Economic evaluation of clinical quality registries3Executive summaryThis study aimed to provide an objective economic basis to support future registryinvestment, and develop and articulate a methodology for other registries to assess theirimpact and cost-effectiveness.The study focussed on financial costs and benefits and found significant net positive returnson investment for each of the registries under very conservative assumptions of attribution.Substantial benefits were measured reflecting improvements to clinical practice andoutcomes over time.
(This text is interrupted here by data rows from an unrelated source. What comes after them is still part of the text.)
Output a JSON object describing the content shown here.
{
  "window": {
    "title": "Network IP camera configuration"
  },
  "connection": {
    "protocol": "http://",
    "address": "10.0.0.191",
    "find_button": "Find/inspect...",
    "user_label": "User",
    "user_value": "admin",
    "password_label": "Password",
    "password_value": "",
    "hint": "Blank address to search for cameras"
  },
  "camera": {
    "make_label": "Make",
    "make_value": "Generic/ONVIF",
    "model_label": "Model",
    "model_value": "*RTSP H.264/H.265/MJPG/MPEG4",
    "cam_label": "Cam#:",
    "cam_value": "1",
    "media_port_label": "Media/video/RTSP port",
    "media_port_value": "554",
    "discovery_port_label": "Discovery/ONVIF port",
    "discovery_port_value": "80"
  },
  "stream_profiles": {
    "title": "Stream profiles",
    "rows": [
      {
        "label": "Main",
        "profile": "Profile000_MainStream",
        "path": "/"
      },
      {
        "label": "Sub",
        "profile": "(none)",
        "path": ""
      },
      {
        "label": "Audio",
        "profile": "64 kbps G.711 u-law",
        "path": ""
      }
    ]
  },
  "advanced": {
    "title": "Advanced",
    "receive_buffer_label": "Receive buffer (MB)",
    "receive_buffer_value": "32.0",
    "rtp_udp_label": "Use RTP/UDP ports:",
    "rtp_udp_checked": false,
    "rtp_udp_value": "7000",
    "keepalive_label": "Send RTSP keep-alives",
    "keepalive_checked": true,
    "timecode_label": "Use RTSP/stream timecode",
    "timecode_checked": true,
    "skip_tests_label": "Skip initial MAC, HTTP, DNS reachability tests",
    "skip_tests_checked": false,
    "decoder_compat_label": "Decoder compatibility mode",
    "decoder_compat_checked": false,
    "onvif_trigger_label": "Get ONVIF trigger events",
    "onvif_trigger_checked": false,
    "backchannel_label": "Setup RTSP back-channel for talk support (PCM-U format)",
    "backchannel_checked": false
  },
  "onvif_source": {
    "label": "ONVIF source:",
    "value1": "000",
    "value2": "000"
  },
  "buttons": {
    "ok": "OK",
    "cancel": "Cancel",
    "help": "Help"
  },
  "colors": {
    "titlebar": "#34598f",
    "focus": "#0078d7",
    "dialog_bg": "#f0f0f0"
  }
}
These included enhanced survival, improvements in quality of life andavoided costs of treatment or hospital stay.Because the study focussed on financial benefits and costs under very conservativeassumptions, there are substantially more individual practitioner, cultural and system levelbenefits than the evaluation captures.The registries had benefits including enhanced survival for patients, improvements in qualityof life and avoided costs of treatment or hospital stay. There are broader clinical qualityregistry functions that drive continuous improvement and maintenance of safety andstandards. The link between registries and clinical trials allows rapid translation of research intopractice (most of the registries are associated with clinical trial groups where evaluationof clinical problems within the Australian health care system are investigated). As Australia moves towards re-certification of practitioners, registry data, particularlywhere it assesses patient outcomes, will be increasingly important in ensuring quality ofcare delivered by individual practitioners and their teams; clinical quality registries helpdeliver quality assurance of the clinical teams that are contributing to the data sets. The action of a clinical team contributing to a registry results in a substantial contributionto standardisation of care, with additional benefits around team collaboration, sharing ofinformation and team communication.The study conservatively evaluated five registries that have had a measurable influence onclinical practice. The analyses focussed on a selection of indicators within each registry(based mainly on data availability) not the complete set of indicators measured by eachregistry. The evaluations should be viewed as case studies showing that registries, whencorrectly implemented and sufficiently mature, have delivered significant value for money.There is likely to have been considerable clinical, societal and economic benefit driven bycontinuous improvement and changes in practices motivated by registry data and functions.However, the study presents only incremental benefits that can be attributed independentlyto each registry, rather than other influences on practice, such as guidelines, novel therapiesor newly published trials.Not every registry will be cost effective. Problems of low coverage, inadequate feedback andconstrained outcome measures still limit the impact of many registries.An internal rate of return of between 23-52% was measured in the Victorian Prostate CancerRegistry (Victorian PCR), Victorian State Trauma Registr